I wouldn't call the internet the evil of our time. Of course there are many negative things in web. Starting with people having nothing to do than writing a virus. Or "bands" that upload only one song but don't exist really. That's especially frustrating while searching another band for a gig. On the other side it is fantastic for finding bands or booking gigs. It's not such a bad thing for advertising either.

For a while, there had been some rumours about the chance of getting rid of physical supports altogheter, does it seem a viable proposal to you, especially now that tapes and LPs are back in fashion? Or we should say, since they never left the field in the first place, did they manage to attract some attention again, as valid/better options if compared to CDs?

I think LPs and CDs will last in the metal genre. Neither of them ever completely vanished.
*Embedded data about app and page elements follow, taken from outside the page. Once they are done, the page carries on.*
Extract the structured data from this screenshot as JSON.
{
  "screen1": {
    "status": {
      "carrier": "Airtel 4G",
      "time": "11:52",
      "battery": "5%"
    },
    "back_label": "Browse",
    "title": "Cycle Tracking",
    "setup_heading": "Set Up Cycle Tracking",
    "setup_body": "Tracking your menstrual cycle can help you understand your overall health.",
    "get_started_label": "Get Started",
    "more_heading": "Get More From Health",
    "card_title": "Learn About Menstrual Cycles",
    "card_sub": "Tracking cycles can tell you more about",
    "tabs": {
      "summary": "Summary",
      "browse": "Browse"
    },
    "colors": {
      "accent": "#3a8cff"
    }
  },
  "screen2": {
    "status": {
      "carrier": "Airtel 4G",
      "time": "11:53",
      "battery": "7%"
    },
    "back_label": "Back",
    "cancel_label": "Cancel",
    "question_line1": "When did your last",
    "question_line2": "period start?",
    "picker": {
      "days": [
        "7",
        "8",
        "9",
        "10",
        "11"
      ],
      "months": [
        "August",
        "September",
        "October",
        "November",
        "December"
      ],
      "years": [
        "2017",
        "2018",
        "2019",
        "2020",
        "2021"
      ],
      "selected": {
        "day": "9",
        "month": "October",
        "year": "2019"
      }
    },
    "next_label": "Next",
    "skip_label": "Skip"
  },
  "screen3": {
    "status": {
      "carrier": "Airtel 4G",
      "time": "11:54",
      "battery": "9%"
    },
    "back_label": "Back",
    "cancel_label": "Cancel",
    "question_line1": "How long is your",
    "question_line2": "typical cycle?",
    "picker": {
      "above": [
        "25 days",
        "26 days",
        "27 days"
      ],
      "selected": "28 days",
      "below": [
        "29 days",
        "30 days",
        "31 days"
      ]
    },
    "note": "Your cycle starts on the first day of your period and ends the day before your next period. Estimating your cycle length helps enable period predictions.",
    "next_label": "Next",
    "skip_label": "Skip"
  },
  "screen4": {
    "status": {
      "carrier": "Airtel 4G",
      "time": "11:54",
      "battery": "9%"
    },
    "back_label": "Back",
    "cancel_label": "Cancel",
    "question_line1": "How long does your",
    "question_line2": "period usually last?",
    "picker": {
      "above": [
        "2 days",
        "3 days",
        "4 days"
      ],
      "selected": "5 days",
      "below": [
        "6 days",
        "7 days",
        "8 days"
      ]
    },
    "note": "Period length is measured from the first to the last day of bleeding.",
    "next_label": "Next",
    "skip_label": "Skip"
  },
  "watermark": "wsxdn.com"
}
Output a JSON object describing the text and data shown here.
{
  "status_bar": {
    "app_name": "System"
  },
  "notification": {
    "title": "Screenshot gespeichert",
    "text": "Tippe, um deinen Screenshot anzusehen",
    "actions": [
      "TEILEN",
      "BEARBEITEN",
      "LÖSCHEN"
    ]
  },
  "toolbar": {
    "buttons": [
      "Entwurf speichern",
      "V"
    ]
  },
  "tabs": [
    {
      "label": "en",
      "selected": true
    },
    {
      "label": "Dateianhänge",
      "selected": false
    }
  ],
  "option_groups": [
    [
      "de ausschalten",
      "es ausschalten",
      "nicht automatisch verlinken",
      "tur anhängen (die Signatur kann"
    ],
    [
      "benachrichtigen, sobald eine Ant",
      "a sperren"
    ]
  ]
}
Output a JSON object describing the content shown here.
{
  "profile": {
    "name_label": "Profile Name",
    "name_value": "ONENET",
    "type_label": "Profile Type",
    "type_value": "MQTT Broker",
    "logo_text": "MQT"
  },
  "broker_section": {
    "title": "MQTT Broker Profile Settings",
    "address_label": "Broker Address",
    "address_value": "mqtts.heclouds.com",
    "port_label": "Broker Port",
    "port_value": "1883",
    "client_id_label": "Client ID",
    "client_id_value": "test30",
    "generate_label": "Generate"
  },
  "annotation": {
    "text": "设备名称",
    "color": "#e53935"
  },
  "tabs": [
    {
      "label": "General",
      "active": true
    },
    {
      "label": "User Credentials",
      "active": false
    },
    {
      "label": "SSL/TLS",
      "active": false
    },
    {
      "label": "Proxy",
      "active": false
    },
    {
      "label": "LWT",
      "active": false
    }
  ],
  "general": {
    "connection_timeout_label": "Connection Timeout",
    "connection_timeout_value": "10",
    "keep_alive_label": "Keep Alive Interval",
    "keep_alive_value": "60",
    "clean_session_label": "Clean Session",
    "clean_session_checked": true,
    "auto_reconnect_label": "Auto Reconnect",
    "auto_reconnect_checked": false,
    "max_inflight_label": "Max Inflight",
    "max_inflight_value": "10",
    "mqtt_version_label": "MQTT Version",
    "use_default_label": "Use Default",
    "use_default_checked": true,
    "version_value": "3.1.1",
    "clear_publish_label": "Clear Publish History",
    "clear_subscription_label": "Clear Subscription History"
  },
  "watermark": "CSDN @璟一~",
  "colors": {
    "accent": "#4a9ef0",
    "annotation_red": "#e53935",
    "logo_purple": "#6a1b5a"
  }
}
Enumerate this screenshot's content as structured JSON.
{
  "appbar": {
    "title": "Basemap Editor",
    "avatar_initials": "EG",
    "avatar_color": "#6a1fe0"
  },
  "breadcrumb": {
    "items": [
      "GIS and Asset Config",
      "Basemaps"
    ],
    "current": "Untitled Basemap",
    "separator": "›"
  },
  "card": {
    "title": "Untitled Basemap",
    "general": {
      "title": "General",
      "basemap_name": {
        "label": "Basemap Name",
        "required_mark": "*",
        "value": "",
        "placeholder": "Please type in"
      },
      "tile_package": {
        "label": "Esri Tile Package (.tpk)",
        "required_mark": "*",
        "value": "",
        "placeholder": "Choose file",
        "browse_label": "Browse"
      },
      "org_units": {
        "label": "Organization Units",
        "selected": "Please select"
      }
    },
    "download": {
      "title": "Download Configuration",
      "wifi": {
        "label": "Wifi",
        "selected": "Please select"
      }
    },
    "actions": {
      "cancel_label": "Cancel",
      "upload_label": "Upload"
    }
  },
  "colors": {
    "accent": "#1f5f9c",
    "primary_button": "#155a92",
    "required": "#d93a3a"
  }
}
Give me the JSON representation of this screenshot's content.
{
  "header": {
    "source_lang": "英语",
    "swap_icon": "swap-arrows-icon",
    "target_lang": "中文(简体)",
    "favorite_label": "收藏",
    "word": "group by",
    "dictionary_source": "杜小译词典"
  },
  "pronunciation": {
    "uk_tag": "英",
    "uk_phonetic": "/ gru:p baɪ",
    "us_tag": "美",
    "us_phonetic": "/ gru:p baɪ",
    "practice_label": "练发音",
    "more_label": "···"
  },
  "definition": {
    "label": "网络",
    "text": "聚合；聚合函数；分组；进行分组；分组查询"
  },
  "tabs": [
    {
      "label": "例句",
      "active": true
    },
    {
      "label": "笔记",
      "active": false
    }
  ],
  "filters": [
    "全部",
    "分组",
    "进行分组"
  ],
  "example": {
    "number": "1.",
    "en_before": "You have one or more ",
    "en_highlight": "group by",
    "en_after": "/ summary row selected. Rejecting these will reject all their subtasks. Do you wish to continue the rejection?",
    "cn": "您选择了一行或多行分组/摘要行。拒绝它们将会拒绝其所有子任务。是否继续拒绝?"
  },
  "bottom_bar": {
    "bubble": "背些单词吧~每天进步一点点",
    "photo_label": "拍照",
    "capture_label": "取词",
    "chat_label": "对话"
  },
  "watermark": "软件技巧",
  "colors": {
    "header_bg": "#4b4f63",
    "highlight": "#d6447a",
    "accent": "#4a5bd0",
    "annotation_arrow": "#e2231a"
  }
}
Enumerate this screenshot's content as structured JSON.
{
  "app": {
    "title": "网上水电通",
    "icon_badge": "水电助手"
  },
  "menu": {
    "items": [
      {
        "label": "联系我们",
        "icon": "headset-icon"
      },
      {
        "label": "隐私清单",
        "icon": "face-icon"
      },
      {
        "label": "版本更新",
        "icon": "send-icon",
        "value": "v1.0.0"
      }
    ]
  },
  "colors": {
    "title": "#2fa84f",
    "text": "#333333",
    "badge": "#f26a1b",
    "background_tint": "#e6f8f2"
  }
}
I couldn't image to release our songs only as mp3. For the sound I prefer the LP, but I gave up on that and collect only CDs now because it's easier to handle. CDs don't reach the sound of LPs but are much better than mp3s. I can't understand peoples affinity to tapes. There are vulnerable, change very quickly their sound and finding a specific song seems to take forever.

What was the first show you attended? And the latest?

In the mid-80s I was at a concert of a mates band which name I can't recall. The last concert probably was the Testament concert in Nuremberg.

Getting back to Entera, what are you plans about playing live? Do you have anything scheduled?

We have worked in our new Guitarist, so that we can play as support band now. The first gig with the new line-up we had 2 weeks ago nearby Frankfurt. Now we try to get some more. The next five are already confirmed. We have not had the chance to play in Italy. Maybe you can arrange something.

Are you already working on the follow-up to "The War Goes On"? Can you give us any news about it?

There is already a follow-up in the making. Six songs are done but when an how they will be published, I don't really know. Maybe we will do a single or EP with 2-4 songs first, and afterwards a full CD. Hopefully right on time for 25th band anniversary. We wanted to make a DVD too. But the opportunity to film at a fitting location hasn't arised yet.

Who is Carsten Lutter, the man behind the musician? What are your interests and what do you do in your everyday life?

In "normal" live I am radio and television technican and work for a messurement and control technology company. Furthermore I collect CDs and have a second Band besides Entera (Andabata, Death Metal).

I guess we can stop here, back at you one last time to conclude the interview as you like.

Many thanks for the interview and greetings to all Readers. Have a look at our web page www.entera.org.

Facebook Comments